◆ DATA FOR REVIEW ◆
# # # # #

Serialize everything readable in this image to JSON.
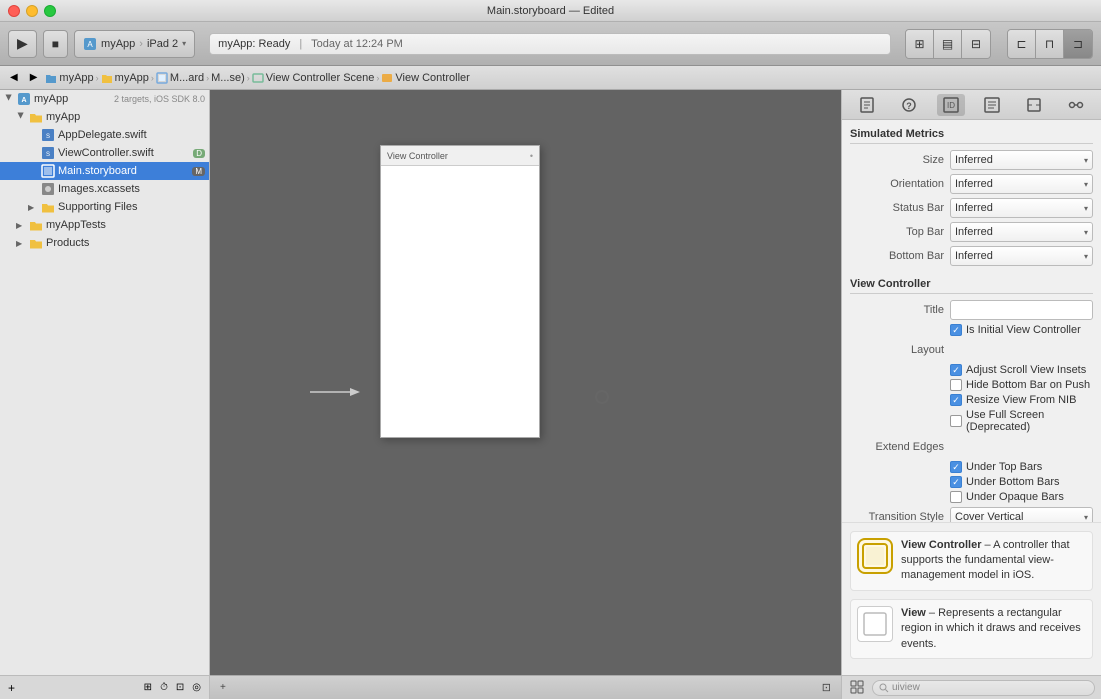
{
  "window": {
    "title": "Main.storyboard — Edited",
    "close_label": "×",
    "minimize_label": "−",
    "maximize_label": "+"
  },
  "toolbar": {
    "run_btn": "▶",
    "stop_btn": "■",
    "scheme_app": "myApp",
    "scheme_device": "iPad 2",
    "status_text": "myApp: Ready",
    "status_sep": "|",
    "status_time": "Today at 12:24 PM",
    "view_btns": [
      "⊞",
      "▤",
      "⊟"
    ],
    "layout_btns": [
      "⊏",
      "⊐",
      "⊓"
    ],
    "panel_btns": [
      "▭",
      "▭",
      "▭"
    ]
  },
  "secondary_toolbar": {
    "back_btn": "◀",
    "fwd_btn": "▶",
    "breadcrumbs": [
      "myApp",
      "myApp",
      "M...ard",
      "M...se)",
      "View Controller Scene",
      "View Controller"
    ]
  },
  "sidebar": {
    "header": "myApp",
    "subheader": "2 targets, iOS SDK 8.0",
    "items": [
      {
        "level": 0,
        "type": "root",
        "open": true,
        "label": "myApp",
        "badge": ""
      },
      {
        "level": 1,
        "type": "folder",
        "open": true,
        "label": "myApp",
        "badge": ""
      },
      {
        "level": 2,
        "type": "swift",
        "label": "AppDelegate.swift",
        "badge": ""
      },
      {
        "level": 2,
        "type": "swift",
        "label": "ViewController.swift",
        "badge": "D"
      },
      {
        "level": 2,
        "type": "storyboard",
        "label": "Main.storyboard",
        "badge": "M",
        "selected": true
      },
      {
        "level": 2,
        "type": "image",
        "label": "Images.xcassets",
        "badge": ""
      },
      {
        "level": 2,
        "type": "folder",
        "label": "Supporting Files",
        "badge": ""
      },
      {
        "level": 1,
        "type": "folder",
        "label": "myAppTests",
        "badge": ""
      },
      {
        "level": 1,
        "type": "folder",
        "label": "Products",
        "badge": ""
      }
    ]
  },
  "canvas": {
    "vc_label": "View Controller",
    "arrow": "→"
  },
  "inspector": {
    "tabs": [
      "□",
      "?",
      "≡",
      "⊞",
      "≡",
      "↔"
    ],
    "simulated_metrics": {
      "header": "Simulated Metrics",
      "size_label": "Size",
      "size_value": "Inferred",
      "orientation_label": "Orientation",
      "orientation_value": "Inferred",
      "status_bar_label": "Status Bar",
      "status_bar_value": "Inferred",
      "top_bar_label": "Top Bar",
      "top_bar_value": "Inferred",
      "bottom_bar_label": "Bottom Bar",
      "bottom_bar_value": "Inferred"
    },
    "view_controller": {
      "header": "View Controller",
      "title_label": "Title",
      "title_value": "",
      "initial_vc_label": "Is Initial View Controller",
      "initial_vc_checked": true,
      "layout_label": "Layout",
      "adjust_scroll_label": "Adjust Scroll View Insets",
      "adjust_scroll_checked": true,
      "hide_bottom_label": "Hide Bottom Bar on Push",
      "hide_bottom_checked": false,
      "resize_nib_label": "Resize View From NIB",
      "resize_nib_checked": true,
      "full_screen_label": "Use Full Screen (Deprecated)",
      "full_screen_checked": false,
      "extend_edges_label": "Extend Edges",
      "under_top_label": "Under Top Bars",
      "under_top_checked": true,
      "under_bottom_label": "Under Bottom Bars",
      "under_bottom_checked": true,
      "under_opaque_label": "Under Opaque Bars",
      "under_opaque_checked": false,
      "transition_label": "Transition Style",
      "transition_value": "Cover Vertical"
    },
    "info_cards": [
      {
        "title": "View Controller",
        "desc": " – A controller that supports the fundamental view-management model in iOS."
      },
      {
        "title": "View",
        "desc": " – Represents a rectangular region in which it draws and receives events."
      }
    ],
    "footer": {
      "search_placeholder": "uiview"
    }
  },
  "status_bar": {
    "left_btn": "+",
    "icons": [
      "⊞",
      "⏱",
      "⊡",
      "◎"
    ]
  }
}
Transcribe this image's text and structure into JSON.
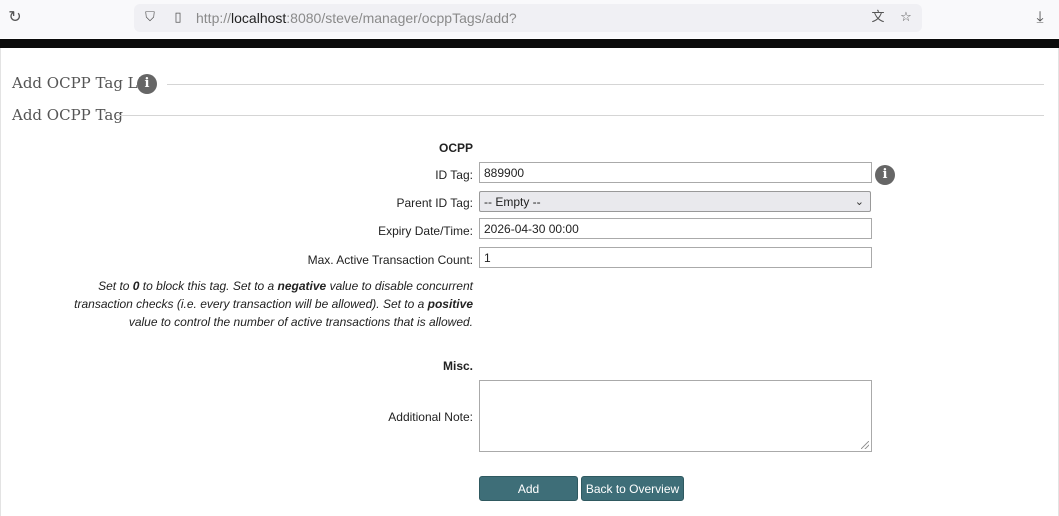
{
  "browser": {
    "url_prefix": "http://",
    "url_host": "localhost",
    "url_path": ":8080/steve/manager/ocppTags/add?"
  },
  "page": {
    "legend_list": "Add OCPP Tag List",
    "legend_tag": "Add OCPP Tag",
    "section_ocpp": "OCPP",
    "section_misc": "Misc."
  },
  "form": {
    "id_tag_label": "ID Tag:",
    "id_tag_value": "889900",
    "parent_id_label": "Parent ID Tag:",
    "parent_id_value": "-- Empty --",
    "expiry_label": "Expiry Date/Time:",
    "expiry_value": "2026-04-30 00:00",
    "max_tx_label": "Max. Active Transaction Count:",
    "max_tx_value": "1",
    "note_label": "Additional Note:",
    "note_value": ""
  },
  "hint": {
    "t1": "Set to ",
    "b1": "0",
    "t2": " to block this tag. Set to a ",
    "b2": "negative",
    "t3": " value to disable concurrent transaction checks (i.e. every transaction will be allowed). Set to a ",
    "b3": "positive",
    "t4": " value to control the number of active transactions that is allowed."
  },
  "buttons": {
    "add": "Add",
    "back": "Back to Overview"
  },
  "colors": {
    "button_bg": "#3e6e78",
    "info_icon": "#666666"
  }
}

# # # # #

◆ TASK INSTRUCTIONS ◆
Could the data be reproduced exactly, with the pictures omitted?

◆ OUTPUT BELOW ◆
Serialize everything readable in this image to JSON.
{
  "window": {
    "title": "Main.storyboard — Edited",
    "close_label": "×",
    "minimize_label": "−",
    "maximize_label": "+"
  },
  "toolbar": {
    "run_btn": "▶",
    "stop_btn": "■",
    "scheme_app": "myApp",
    "scheme_device": "iPad 2",
    "status_text": "myApp: Ready",
    "status_sep": "|",
    "status_time": "Today at 12:24 PM",
    "view_btns": [
      "⊞",
      "▤",
      "⊟"
    ],
    "layout_btns": [
      "⊏",
      "⊐",
      "⊓"
    ],
    "panel_btns": [
      "▭",
      "▭",
      "▭"
    ]
  },
  "secondary_toolbar": {
    "back_btn": "◀",
    "fwd_btn": "▶",
    "breadcrumbs": [
      "myApp",
      "myApp",
      "M...ard",
      "M...se)",
      "View Controller Scene",
      "View Controller"
    ]
  },
  "sidebar": {
    "header": "myApp",
    "subheader": "2 targets, iOS SDK 8.0",
    "items": [
      {
        "level": 0,
        "type": "root",
        "open": true,
        "label": "myApp",
        "badge": ""
      },
      {
        "level": 1,
        "type": "folder",
        "open": true,
        "label": "myApp",
        "badge": ""
      },
      {
        "level": 2,
        "type": "swift",
        "label": "AppDelegate.swift",
        "badge": ""
      },
      {
        "level": 2,
        "type": "swift",
        "label": "ViewController.swift",
        "badge": "D"
      },
      {
        "level": 2,
        "type": "storyboard",
        "label": "Main.storyboard",
        "badge": "M",
        "selected": true
      },
      {
        "level": 2,
        "type": "image",
        "label": "Images.xcassets",
        "badge": ""
      },
      {
        "level": 2,
        "type": "folder",
        "label": "Supporting Files",
        "badge": ""
      },
      {
        "level": 1,
        "type": "folder",
        "label": "myAppTests",
        "badge": ""
      },
      {
        "level": 1,
        "type": "folder",
        "label": "Products",
        "badge": ""
      }
    ]
  },
  "canvas": {
    "vc_label": "View Controller",
    "arrow": "→"
  },
  "inspector": {
    "tabs": [
      "□",
      "?",
      "≡",
      "⊞",
      "≡",
      "↔"
    ],
    "simulated_metrics": {
      "header": "Simulated Metrics",
      "size_label": "Size",
      "size_value": "Inferred",
      "orientation_label": "Orientation",
      "orientation_value": "Inferred",
      "status_bar_label": "Status Bar",
      "status_bar_value": "Inferred",
      "top_bar_label": "Top Bar",
      "top_bar_value": "Inferred",
      "bottom_bar_label": "Bottom Bar",
      "bottom_bar_value": "Inferred"
    },
    "view_controller": {
      "header": "View Controller",
      "title_label": "Title",
      "title_value": "",
      "initial_vc_label": "Is Initial View Controller",
      "initial_vc_checked": true,
      "layout_label": "Layout",
      "adjust_scroll_label": "Adjust Scroll View Insets",
      "adjust_scroll_checked": true,
      "hide_bottom_label": "Hide Bottom Bar on Push",
      "hide_bottom_checked": false,
      "resize_nib_label": "Resize View From NIB",
      "resize_nib_checked": true,
      "full_screen_label": "Use Full Screen (Deprecated)",
      "full_screen_checked": false,
      "extend_edges_label": "Extend Edges",
      "under_top_label": "Under Top Bars",
      "under_top_checked": true,
      "under_bottom_label": "Under Bottom Bars",
      "under_bottom_checked": true,
      "under_opaque_label": "Under Opaque Bars",
      "under_opaque_checked": false,
      "transition_label": "Transition Style",
      "transition_value": "Cover Vertical"
    },
    "info_cards": [
      {
        "title": "View Controller",
        "desc": " – A controller that supports the fundamental view-management model in iOS."
      },
      {
        "title": "View",
        "desc": " – Represents a rectangular region in which it draws and receives events."
      }
    ],
    "footer": {
      "search_placeholder": "uiview"
    }
  },
  "status_bar": {
    "left_btn": "+",
    "icons": [
      "⊞",
      "⏱",
      "⊡",
      "◎"
    ]
  }
}
Transcribe this image's text and structure into JSON.
{
  "browser": {
    "url_prefix": "http://",
    "url_host": "localhost",
    "url_path": ":8080/steve/manager/ocppTags/add?"
  },
  "page": {
    "legend_list": "Add OCPP Tag List",
    "legend_tag": "Add OCPP Tag",
    "section_ocpp": "OCPP",
    "section_misc": "Misc."
  },
  "form": {
    "id_tag_label": "ID Tag:",
    "id_tag_value": "889900",
    "parent_id_label": "Parent ID Tag:",
    "parent_id_value": "-- Empty --",
    "expiry_label": "Expiry Date/Time:",
    "expiry_value": "2026-04-30 00:00",
    "max_tx_label": "Max. Active Transaction Count:",
    "max_tx_value": "1",
    "note_label": "Additional Note:",
    "note_value": ""
  },
  "hint": {
    "t1": "Set to ",
    "b1": "0",
    "t2": " to block this tag. Set to a ",
    "b2": "negative",
    "t3": " value to disable concurrent transaction checks (i.e. every transaction will be allowed). Set to a ",
    "b3": "positive",
    "t4": " value to control the number of active transactions that is allowed."
  },
  "buttons": {
    "add": "Add",
    "back": "Back to Overview"
  },
  "colors": {
    "button_bg": "#3e6e78",
    "info_icon": "#666666"
  }
}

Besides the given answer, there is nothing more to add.